Downtown New Haven’s retail districts have benefited from aggressive revitalization efforts spearheaded both by the city and the University in the past decade. But some shop owners have said the city’s retail offerings cannot compete with suburban malls, whose chain stores have lower prices than the independently-owned stores that populate Broadway, Chapel and Audubon. Other retailers have said a parking shortage and the perception that the Broadway District is “Yale territory” have also discouraged people from patronizing the area.
But organizers are hoping that discounts and the area’s unique atmosphere — which retailers have long said is downtown New Haven’s biggest draw for shoppers in the region — will encourage more visitors.
Every Thursday evening starting Nov. 30, in addition to the late-night promotions, the upper part of the New Haven Green will feature a luminaria display — hundreds of small paper bags containing lit candles will line every path, Town Green Special Services District executive director Scott Healy said.
“It’s really one of the most peaceful and beautiful sights,” Healy said. “It completely transforms the space in a way I would have a tough time describing.”
Other holiday promotions will extend past Thursdays, including the Holiday Cheers program. For every $50 spent at New Haven stores beginning the day after Thanksgiving, shoppers earn a voucher for a drink at any one of more than 20 participating restaurants, Healy said. For every $100 spent, they receive a voucher for a ticket to Criterion Cinemas.

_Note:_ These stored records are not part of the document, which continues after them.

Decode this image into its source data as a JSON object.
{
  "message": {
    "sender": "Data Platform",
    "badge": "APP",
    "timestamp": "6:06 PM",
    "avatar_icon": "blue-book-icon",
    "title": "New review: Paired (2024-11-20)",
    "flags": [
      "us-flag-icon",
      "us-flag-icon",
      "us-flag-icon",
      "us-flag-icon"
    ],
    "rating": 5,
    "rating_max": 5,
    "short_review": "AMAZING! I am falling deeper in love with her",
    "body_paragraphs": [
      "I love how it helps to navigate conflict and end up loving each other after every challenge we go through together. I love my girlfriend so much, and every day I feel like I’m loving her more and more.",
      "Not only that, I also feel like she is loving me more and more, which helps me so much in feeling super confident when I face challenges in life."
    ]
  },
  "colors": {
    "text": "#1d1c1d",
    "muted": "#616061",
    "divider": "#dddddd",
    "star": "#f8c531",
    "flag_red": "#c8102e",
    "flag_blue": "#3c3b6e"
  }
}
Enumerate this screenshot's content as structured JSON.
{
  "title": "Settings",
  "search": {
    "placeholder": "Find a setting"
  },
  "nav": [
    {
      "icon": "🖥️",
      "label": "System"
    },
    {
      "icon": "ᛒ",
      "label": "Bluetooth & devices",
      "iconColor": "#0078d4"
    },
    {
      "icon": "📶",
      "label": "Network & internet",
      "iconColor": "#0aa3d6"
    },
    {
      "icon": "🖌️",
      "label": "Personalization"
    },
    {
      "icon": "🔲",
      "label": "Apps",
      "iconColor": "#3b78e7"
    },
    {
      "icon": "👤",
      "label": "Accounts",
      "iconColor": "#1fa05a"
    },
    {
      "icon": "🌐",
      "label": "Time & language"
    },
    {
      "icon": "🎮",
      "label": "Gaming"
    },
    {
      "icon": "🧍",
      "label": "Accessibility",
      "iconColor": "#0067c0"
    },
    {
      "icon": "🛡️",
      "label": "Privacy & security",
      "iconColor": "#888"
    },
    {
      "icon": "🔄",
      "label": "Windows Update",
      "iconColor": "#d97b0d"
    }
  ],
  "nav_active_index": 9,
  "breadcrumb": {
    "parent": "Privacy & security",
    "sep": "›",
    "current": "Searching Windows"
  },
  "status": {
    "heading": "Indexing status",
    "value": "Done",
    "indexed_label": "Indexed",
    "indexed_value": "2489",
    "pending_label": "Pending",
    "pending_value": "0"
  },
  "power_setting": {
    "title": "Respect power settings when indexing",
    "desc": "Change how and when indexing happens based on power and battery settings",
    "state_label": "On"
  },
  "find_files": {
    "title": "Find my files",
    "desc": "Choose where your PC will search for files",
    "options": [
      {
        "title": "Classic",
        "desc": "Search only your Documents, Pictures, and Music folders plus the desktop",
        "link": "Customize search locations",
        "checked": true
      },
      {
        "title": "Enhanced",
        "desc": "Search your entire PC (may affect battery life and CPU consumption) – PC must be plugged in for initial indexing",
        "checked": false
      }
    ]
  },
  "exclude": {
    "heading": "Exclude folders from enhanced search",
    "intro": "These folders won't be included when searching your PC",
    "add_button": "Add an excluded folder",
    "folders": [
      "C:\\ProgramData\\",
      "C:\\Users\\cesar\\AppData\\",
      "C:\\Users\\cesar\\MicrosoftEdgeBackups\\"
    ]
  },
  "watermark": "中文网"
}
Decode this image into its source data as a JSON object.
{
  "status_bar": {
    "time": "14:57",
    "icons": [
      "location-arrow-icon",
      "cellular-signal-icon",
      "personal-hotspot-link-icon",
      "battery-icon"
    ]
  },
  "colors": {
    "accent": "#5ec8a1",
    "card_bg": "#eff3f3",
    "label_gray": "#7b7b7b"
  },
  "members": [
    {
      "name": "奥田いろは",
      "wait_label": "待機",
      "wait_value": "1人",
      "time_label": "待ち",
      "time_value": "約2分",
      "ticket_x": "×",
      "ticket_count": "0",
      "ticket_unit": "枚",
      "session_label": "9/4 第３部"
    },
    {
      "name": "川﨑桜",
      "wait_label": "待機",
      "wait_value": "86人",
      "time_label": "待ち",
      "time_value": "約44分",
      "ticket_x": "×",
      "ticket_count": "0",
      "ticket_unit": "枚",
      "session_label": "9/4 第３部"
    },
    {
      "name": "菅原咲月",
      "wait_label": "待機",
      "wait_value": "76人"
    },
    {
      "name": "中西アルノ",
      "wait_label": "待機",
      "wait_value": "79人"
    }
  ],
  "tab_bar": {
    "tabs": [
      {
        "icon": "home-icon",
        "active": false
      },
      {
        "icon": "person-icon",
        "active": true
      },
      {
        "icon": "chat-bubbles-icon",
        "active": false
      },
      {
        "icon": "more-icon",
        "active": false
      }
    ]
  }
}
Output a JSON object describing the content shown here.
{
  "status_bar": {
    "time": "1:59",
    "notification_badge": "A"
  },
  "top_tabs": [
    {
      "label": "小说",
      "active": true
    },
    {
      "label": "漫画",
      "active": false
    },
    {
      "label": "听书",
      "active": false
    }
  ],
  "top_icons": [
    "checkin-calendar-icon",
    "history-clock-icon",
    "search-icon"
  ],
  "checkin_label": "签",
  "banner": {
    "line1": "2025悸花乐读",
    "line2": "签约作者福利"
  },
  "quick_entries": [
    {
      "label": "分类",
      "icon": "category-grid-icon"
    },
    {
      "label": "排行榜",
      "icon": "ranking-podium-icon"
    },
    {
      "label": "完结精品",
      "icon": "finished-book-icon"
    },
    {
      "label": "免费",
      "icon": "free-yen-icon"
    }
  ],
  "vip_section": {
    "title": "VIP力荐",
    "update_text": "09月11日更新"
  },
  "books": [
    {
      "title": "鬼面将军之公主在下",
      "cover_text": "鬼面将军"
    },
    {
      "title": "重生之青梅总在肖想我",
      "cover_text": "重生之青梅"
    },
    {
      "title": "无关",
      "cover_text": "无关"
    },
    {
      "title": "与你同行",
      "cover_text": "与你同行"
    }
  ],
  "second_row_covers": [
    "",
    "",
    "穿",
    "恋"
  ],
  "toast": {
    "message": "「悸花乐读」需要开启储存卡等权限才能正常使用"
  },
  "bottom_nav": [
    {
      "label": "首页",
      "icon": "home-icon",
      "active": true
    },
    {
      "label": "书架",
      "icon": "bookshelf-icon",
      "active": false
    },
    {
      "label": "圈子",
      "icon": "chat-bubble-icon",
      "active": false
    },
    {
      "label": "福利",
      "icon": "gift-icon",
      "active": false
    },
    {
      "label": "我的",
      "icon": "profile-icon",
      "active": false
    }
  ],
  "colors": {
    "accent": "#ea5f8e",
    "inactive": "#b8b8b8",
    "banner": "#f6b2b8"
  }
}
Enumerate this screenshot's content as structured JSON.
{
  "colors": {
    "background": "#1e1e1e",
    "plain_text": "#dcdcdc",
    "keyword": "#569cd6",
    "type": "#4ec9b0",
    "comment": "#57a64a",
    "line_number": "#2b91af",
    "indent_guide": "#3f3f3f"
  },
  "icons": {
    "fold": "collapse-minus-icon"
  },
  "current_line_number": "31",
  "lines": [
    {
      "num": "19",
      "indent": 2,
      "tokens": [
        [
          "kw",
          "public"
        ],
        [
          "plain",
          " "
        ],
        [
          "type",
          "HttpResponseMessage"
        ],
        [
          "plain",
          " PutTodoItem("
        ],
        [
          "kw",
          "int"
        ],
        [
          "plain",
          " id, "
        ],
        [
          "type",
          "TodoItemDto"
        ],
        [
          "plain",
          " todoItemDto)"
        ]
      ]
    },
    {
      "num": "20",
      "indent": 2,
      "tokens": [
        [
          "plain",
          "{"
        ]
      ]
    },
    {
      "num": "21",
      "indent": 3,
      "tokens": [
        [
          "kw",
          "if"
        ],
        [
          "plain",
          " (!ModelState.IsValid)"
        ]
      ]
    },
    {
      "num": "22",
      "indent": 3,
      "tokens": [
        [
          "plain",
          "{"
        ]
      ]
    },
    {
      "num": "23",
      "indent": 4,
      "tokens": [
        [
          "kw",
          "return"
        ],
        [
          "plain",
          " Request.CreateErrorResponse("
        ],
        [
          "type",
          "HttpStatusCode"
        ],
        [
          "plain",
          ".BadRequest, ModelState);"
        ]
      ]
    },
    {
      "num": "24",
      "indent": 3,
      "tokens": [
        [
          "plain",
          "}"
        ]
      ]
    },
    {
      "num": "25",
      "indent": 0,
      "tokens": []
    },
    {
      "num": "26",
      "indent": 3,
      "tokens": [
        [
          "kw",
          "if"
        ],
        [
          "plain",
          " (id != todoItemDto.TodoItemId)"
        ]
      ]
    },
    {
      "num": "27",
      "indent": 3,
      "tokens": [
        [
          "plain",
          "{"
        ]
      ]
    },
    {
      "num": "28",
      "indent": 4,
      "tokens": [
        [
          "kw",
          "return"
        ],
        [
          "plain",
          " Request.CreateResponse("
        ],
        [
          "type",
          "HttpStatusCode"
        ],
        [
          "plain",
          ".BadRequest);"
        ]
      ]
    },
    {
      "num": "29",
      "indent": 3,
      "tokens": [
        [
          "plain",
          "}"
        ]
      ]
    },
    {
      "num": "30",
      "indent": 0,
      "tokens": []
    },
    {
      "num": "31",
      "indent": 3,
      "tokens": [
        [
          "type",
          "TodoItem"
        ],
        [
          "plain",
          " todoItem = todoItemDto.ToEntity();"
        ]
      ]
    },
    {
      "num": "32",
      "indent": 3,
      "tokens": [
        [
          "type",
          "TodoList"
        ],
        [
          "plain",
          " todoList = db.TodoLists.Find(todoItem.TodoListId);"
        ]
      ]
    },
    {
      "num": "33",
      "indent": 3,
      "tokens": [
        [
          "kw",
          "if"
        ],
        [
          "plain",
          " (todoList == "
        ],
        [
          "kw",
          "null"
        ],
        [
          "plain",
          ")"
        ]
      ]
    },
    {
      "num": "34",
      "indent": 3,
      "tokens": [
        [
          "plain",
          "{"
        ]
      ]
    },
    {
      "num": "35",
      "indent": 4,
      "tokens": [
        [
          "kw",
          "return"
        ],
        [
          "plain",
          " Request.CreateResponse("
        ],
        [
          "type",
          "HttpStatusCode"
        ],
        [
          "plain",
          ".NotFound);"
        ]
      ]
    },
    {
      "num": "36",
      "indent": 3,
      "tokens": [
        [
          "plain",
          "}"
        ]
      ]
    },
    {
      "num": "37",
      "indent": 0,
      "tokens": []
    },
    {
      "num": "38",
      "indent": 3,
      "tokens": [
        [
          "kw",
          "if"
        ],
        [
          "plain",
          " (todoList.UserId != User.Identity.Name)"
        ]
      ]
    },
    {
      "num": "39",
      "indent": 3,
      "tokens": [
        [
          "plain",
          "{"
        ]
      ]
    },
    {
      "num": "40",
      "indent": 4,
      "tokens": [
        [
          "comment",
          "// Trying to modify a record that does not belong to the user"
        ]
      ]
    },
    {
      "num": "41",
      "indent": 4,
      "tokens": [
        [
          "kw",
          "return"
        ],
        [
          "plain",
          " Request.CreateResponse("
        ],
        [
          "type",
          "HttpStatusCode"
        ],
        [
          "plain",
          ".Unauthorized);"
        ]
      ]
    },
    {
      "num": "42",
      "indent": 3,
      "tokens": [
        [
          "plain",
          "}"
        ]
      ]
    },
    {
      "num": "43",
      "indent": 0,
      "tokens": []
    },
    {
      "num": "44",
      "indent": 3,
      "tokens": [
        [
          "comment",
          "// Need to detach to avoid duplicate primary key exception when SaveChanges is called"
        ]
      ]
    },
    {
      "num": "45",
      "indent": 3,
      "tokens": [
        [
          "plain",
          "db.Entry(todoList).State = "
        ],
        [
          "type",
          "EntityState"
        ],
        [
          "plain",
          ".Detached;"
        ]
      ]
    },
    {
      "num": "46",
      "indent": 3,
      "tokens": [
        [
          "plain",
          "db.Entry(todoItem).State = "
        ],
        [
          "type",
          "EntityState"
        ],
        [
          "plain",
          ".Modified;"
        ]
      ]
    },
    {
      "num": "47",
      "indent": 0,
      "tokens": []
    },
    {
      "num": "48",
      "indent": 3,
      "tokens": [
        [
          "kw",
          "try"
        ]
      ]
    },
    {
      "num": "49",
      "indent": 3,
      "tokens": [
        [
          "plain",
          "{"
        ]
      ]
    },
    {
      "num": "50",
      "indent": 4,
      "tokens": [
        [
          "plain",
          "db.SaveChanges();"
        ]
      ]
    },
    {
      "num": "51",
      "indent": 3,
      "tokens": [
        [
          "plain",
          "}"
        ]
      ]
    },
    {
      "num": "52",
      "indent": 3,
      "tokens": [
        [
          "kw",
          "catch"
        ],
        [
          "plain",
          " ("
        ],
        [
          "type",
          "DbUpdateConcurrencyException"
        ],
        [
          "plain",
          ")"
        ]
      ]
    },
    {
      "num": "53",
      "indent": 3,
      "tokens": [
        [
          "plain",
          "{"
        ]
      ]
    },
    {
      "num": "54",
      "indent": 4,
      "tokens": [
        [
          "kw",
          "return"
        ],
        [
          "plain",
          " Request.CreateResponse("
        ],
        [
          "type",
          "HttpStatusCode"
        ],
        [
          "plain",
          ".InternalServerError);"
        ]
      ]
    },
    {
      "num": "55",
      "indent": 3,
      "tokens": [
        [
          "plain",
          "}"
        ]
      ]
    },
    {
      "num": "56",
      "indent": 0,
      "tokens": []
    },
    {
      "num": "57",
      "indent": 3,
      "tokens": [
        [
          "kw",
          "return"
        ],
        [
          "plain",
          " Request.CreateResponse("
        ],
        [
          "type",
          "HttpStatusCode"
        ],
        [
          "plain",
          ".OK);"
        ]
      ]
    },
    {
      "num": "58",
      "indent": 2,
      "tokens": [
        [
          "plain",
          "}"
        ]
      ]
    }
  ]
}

Vouchers can be obtained by bringing receipts to the Info New Haven visitor center at Chapel and College streets.
The fifth annual downtown New Haven window-decorating contest will also start the day after Thanksgiving, Healy said. When shoppers vote for their favorite store window at ballot boxes in any of the roughly 75 participating stores and restaurants, they will be automatically entered to win a $500 shopping spree.
University Properties, the landlord for much of the Broadway and Chapel districts, has helped coordinate the events along with Market New Haven, Town Green Special Services District, the merchants associations representing each of the districts and other groups, Schneider said.
Store owners said they appreciated efforts to bring customers into the area at a time especially crucial for businesses.
“I think University Properties does a great job,” Urban Outfitters store manager Jud Beardsley said. “I see a lot more foot traffic from outside of New Haven coming in, which unfortunately wasn’t always the case.”
But others said that while they are optimistic about the upcoming shopping season, they remain worried about how the overall health of the economy will affect holiday sales.
“We want to have a positive approach with this,” Laila Rowe store manager Ann Johnson said. “It’s hard to tell with the economy and everything, but we’re anticipating always and hoping [the shopping season] is going to be good.”
Schneider said University Properties has also added a new tenant — Elm City Artists. The studio will be on Broadway temporarily while University Properties looks for a long-term tenant, she said.